At the turn of the twentieth century, many Russians clung to the traditional belief that qpoverty is not a viceq and that personal acts of generosity toward the poor, including beggars, earn spiritual salvation. Here Adele Lindenmeyr explores how this thinking--and opposition to it--shaped the development of private charity and public welfare in Russia from the eighteenth century to World War I. In recovering a long-forgotten aspect of Russian history, Lindenmeyr offers new insights into major issues debated by historians today: the development of a viable civil society in an autocratic state, the efficacy of central and local government, and Russians' complex reaction to Western ideas. Her book also provides fascinating background to the new flourishing of private charity in post-communist Russia. The first challenges to the ethos of personal charity came from Peter the Great. Influenced by the Western notion that poverty was a vice, he attempted a systematic approach to its eradication. Lindenmeyr traces the course of poor relief from the establishment of the first state welfare institutions to the post-emancipation devolution of responsibility for the needy to local authorities. At the same time, however, almsgiving still thrived, especially among the peasant estate, where personal acts of charity were preferred to a poor tax. Finally, the author shows how hundreds of privately founded charitable societies and institutions also emerged, reflecting educated society's increasing awareness of poverty as a social problem and contributing significantly to the public sphere.responsibilities that they probably had little time or interest in the boardsa#39; charitable operations. ... With only a few exceptions, the government prohibited them from distributing aid in money or in kind.50 The institutions themselves had a terrible reputation. ... of the boards in 1 862, criticized the operation of many of their institutions. ... Overcrowded and lacking psychiatrists, the boardsa#39; insane asylums resembled prisons rather than hospitals.52 According to one early- twentieth-centuryanbsp;...

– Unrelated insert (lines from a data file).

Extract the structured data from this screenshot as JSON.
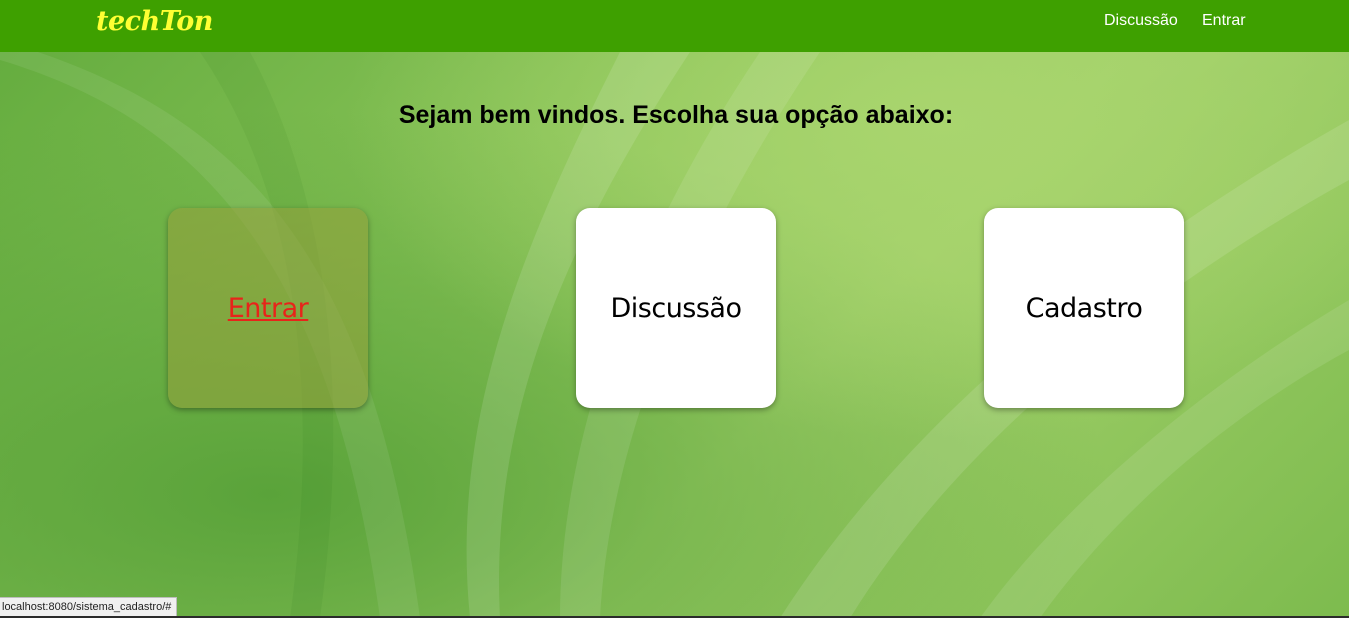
{
  "navbar": {
    "brand": "techTon",
    "links": [
      "Discussão",
      "Entrar"
    ]
  },
  "main": {
    "headline": "Sejam bem vindos. Escolha sua opção abaixo:",
    "cards": [
      {
        "label": "Entrar",
        "state": "hovered"
      },
      {
        "label": "Discussão"
      },
      {
        "label": "Cadastro"
      }
    ]
  },
  "status_bar": {
    "url": "localhost:8080/sistema_cadastro/#"
  },
  "colors": {
    "navbar": "#3ea000",
    "brand": "#ffff33",
    "hover_link": "#e8241a",
    "background": "#8cc55a"
  }
}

|Title||:||Poverty is Not a Vice|
|Publisher||:||Princeton University Press - 1996|